Trade minister tries to smooth China ties
After the Turnbull government languished for eight months in China’s sin bin, the first minister to visit the mainland was keen to go on a charm offensive.
Relations with China have soured in the past year and Beijing is especially cranky about Australia’s foreign interference laws.
No Australian minister had visited the Chinese mainland for eight months until Trade Minister Steve Ciobo broke the drought this week.
However, it’s understood his schedule does not include meetings with anyone senior from the Chinese government.
Ciobo’s trip is predominantly to attend a Port Adelaide-Gold Coast AFL clash in Shanghai as well as Asia’s largest food and beverage exhibition.
He delivered a speech at an Australia-China business awards ceremony overnight.
“For the partnership between Australia and China, if we find ourselves in choppy waters, we should bring our boats together and help each other to find a way to the other shore, avoiding the storm,” Ciobo said.
Ciobo said China wasn’t just an economic miracle. “China is today one of the true global giants,” he said.
He lavished praise on President Xi Jinping and China’s One-Belt One-Road international infrastructure building scheme.
The Turnbull government has not signed up to have infrastructure projects built under that scheme but instead is keen to secure opportunities under the scheme for Australian businesses in China or third countries.
“Australia and China share the common goal of improving infrastructure in the region and Australia welcomes the contribution (the scheme) can make to regional infrastructure,” Ciobo said.
Earlier this year, his colleague Concetta Fierravanti-Wells, who is international development minister, raised concerns about China building “white elephants and roads to nowhere” in the South Pacific and tiny island countries being laden with huge Chinese debts.
Meanwhile, Ciobo’s office is helping an Australian wine importer navigate a bureaucracy bottleneck.
Treasury Wine has said it was facing delays getting some products through Chinese customs.

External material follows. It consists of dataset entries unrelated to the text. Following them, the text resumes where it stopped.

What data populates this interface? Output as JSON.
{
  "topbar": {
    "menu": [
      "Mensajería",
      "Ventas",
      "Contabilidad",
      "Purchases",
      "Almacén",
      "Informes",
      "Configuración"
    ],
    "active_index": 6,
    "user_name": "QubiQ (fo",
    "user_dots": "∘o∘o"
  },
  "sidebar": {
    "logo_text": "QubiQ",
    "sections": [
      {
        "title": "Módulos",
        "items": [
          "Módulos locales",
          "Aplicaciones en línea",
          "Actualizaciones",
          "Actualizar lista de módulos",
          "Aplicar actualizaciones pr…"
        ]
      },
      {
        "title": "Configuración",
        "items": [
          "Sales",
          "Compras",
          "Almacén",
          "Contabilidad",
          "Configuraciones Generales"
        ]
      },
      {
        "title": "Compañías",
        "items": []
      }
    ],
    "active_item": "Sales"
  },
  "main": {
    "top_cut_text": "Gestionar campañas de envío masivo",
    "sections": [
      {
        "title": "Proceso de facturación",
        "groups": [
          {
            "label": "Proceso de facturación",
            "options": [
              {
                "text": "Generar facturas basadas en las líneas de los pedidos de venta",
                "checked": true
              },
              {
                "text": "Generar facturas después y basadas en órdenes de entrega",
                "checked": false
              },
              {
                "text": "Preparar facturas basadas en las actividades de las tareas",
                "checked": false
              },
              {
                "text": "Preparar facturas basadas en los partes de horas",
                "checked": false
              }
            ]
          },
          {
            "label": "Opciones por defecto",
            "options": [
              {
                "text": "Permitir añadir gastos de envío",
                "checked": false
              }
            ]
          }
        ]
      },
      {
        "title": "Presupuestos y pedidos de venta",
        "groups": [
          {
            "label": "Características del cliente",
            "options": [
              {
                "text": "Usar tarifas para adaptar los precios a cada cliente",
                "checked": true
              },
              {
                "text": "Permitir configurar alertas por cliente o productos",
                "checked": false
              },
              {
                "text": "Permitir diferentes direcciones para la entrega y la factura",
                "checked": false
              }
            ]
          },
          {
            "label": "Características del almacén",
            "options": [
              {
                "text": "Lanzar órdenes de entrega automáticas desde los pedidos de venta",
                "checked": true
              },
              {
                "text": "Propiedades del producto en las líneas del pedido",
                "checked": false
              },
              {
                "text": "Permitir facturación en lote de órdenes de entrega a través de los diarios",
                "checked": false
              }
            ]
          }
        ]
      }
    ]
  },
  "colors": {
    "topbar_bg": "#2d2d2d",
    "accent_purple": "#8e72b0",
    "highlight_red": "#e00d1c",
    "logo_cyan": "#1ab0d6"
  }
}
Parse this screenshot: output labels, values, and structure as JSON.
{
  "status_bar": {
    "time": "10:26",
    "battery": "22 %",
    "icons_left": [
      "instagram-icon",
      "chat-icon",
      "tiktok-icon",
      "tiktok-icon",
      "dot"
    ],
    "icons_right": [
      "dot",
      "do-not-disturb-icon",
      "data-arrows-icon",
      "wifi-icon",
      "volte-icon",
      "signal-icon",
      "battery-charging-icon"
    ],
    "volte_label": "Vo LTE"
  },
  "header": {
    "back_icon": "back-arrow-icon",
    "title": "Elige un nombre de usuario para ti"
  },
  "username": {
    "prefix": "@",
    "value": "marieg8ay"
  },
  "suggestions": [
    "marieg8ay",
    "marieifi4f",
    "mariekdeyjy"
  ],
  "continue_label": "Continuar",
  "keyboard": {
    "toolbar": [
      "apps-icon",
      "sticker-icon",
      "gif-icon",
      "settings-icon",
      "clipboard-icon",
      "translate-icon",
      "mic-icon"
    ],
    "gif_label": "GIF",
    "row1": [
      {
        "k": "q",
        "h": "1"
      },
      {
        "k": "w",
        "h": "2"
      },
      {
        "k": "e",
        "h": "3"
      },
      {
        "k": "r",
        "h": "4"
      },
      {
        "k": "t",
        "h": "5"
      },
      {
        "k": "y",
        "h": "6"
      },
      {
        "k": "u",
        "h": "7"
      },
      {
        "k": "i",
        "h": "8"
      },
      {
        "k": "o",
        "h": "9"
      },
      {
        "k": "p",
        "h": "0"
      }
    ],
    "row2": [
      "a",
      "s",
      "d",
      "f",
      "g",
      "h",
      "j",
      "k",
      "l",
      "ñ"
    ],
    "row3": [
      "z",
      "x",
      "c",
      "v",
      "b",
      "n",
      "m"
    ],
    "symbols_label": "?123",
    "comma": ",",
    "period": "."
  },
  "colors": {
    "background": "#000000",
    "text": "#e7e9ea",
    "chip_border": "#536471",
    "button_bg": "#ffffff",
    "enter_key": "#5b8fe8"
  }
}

Julie Bishop is en route to Argentina this weekend to attend a G20 foreign ministers meeting and may have bilateral talks with her Chinese counterpart Wang Yi.